Communication Aids5th February 2015

Uber Taxis – A deaf friendly future for transport?

Uber taxi app is proving to be useful for deaf people on both sides of the service.

by SL First

Pin Lu in his taxi (WSJ)Uber is a relatively new type of taxi service that’s taking the world by storm. This new app-based service is proving to be rather handy for deaf people on both sides of the service. 

Uber is currently available throughout many cities across the globe, but so far it’s only available in three of the larger UK cities – London, Manchester and Leeds. If you’ve never heard of it before, Uber is an app for your phone that allows you to search for a driver quickly and easily and it also has the added bonus of being able to tell you the expected cost of the journey before even booking it. All a user has to do is check the map for a nearby driver, tap on them to choose that cab, get in and away they go; their debit/credit card is automatically debited at the end of the journey. You can choose to book a regular taxi, or splash out and choose a large or luxury car for your travelling – at an extra cost of course.

Uber App - Selecting pickup point  Uber App - Expected fare

This obviously has some great advantages for deaf passengers everywhere as it means you can quickly order a taxi without the hassle of needing to phone anyone and can just indicate using the map on your phone where you need to go. If you want to know more or to check whether you live in a city covered by Uber you can do that on the Uber website.

It's also now becoming apparent that this app is not only a great benefit for passengers but also for deaf drivers. It's estimated that there are currently 40-50 deaf drivers that offer their driving services across the USA. One man in particular has recently been featured a number of times by American media and Uber itself, a Deaf man called Pin Lu.

Uber - Pin Lu with Taxi (Uber)

Pin started working as a UberX driver in 2014 using his own Honda Accord for this service and is proud to be rated so highly on the Uber app – his current score is almost 4.9 out of 5. When he picks up hearing passengers he hands them a short note that explains he’s Deaf and asks them to input where they’d like to go into the app. The note also lets them know that if they have a specific route they’d like to take they can tap his shoulder and use basic gestures to let him know which direction he should go. If they have any other questions then they can write them on the phone and he’ll reply to them.

Pin believes that this is a good job for Deaf drivers as its use of technology makes it much easier to communicate with the passengers than has ever been possible before and has been encouraging other Deaf friends to register to become drivers too.

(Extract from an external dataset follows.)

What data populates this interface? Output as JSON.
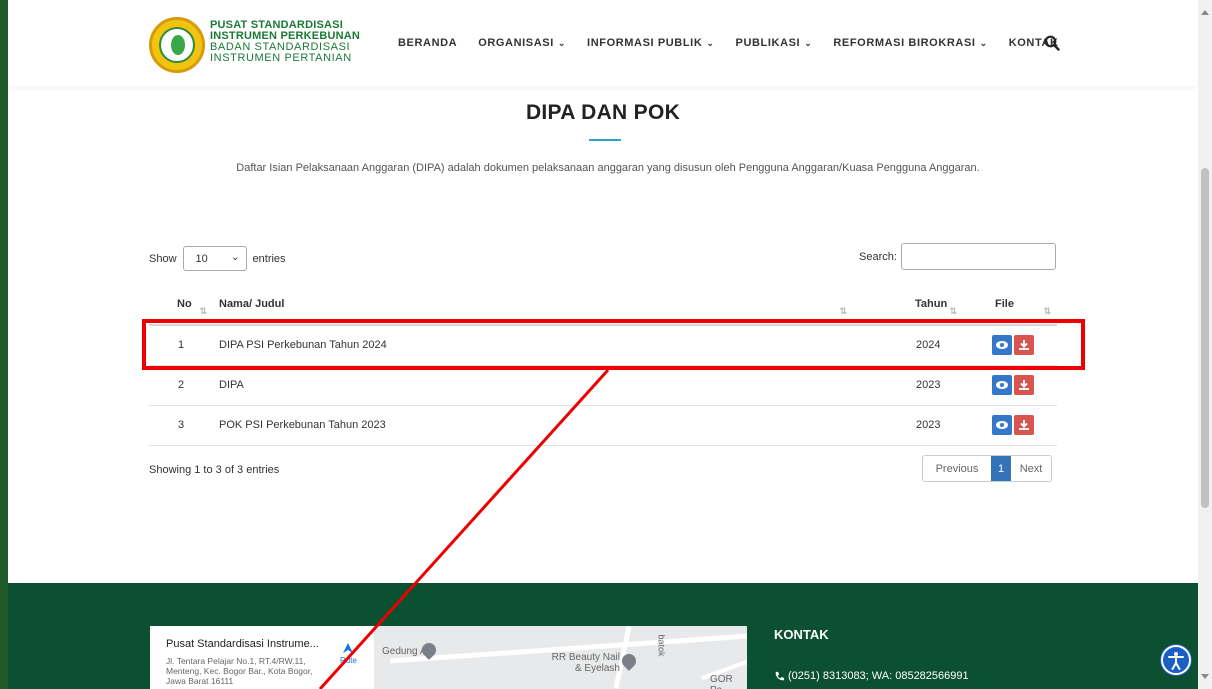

He also uses his job as an opportunity to educate the masses about the Deaf Community too; some people who get in his cab are interested in learning a little ASL (American Sign Language) and he’s happy to teach them, others lookup signs on their phones so they are able to sign ‘thank you’ when they arrive at their destination.

In his spare time, Pin loves travelling and also develops apps; he says he’d one day like to start his own business after making enough money from the taxi driving service.

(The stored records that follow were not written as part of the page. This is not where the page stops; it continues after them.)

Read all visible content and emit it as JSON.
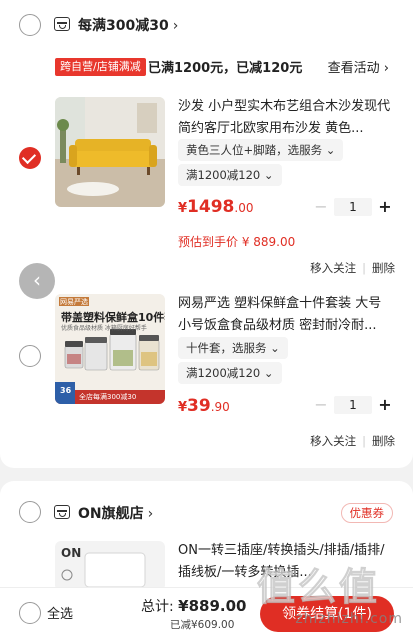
{
  "stores": [
    {
      "name": "每满300减30",
      "chevron": "›"
    },
    {
      "name": "ON旗舰店",
      "chevron": "›",
      "coupon_label": "优惠券"
    }
  ],
  "promo": {
    "tag": "跨自营/店铺满减",
    "text": "已满1200元，已减120元",
    "link": "查看活动 ›"
  },
  "products": [
    {
      "title": "沙发 小户型实木布艺组合木沙发现代简约客厅北欧家用布沙发 黄色...",
      "spec": "黄色三人位+脚踏，选服务 ⌄",
      "promo": "满1200减120 ⌄",
      "price_currency": "¥",
      "price_int": "1498",
      "price_dec": ".00",
      "quantity": "1",
      "minus": "−",
      "plus": "+",
      "est_label": "预估到手价 ¥ 889.00",
      "action_follow": "移入关注",
      "action_delete": "删除",
      "checked": true
    },
    {
      "title": "网易严选 塑料保鲜盒十件套装 大号小号饭盒食品级材质 密封耐冷耐...",
      "spec": "十件套，选服务 ⌄",
      "promo": "满1200减120 ⌄",
      "price_currency": "¥",
      "price_int": "39",
      "price_dec": ".90",
      "quantity": "1",
      "minus": "−",
      "plus": "+",
      "action_follow": "移入关注",
      "action_delete": "删除",
      "checked": false,
      "thumb_brand": "网易严选",
      "thumb_headline": "带盖塑料保鲜盒10件套",
      "thumb_sub": "优质食品级材质 冰箱厨房好帮手",
      "thumb_badge": "36",
      "thumb_banner": "全店每满300减30"
    },
    {
      "title": "ON一转三插座/转换插头/排插/插排/插线板/一转多转换插...",
      "thumb_brand": "ON"
    }
  ],
  "back_arrow": "‹",
  "bottom_bar": {
    "select_all": "全选",
    "total_label": "总计:",
    "total_value": "¥889.00",
    "reduced": "已减¥609.00",
    "checkout": "领券结算(1件)"
  },
  "watermark": {
    "text": "值么值",
    "url": "zhizhizhi.com"
  },
  "colors": {
    "accent": "#e02e24",
    "background": "#f2f2f2"
  }
}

Uber - Pin Lu with NY Skyline

If you’d like to know more about becoming a driver for Uber then you can register with them, and if you know of any Deaf Uber drivers in the UK, you should let us know – we’d love to feature them in SL First.

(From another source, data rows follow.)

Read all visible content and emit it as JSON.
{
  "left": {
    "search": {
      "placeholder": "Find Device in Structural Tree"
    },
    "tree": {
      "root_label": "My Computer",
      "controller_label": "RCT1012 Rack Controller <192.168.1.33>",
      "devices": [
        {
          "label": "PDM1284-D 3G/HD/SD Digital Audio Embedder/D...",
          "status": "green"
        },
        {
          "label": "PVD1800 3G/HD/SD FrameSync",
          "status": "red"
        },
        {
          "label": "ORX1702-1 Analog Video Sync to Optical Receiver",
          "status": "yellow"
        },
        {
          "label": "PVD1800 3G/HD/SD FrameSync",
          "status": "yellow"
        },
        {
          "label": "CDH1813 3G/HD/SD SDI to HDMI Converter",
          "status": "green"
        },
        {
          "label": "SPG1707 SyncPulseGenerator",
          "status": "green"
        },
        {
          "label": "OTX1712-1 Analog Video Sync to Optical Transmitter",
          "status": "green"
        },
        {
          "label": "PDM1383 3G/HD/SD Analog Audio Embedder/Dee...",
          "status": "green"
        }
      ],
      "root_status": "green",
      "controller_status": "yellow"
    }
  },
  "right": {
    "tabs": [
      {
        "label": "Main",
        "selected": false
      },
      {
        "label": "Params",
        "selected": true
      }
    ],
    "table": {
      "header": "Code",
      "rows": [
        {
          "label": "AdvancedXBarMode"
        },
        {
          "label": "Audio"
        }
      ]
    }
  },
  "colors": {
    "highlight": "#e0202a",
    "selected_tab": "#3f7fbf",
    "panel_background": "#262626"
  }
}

Sources: WSJ (first image) and Uber (other images).

Article by SL First

posted in Technology / Communication Aids

5th February 2015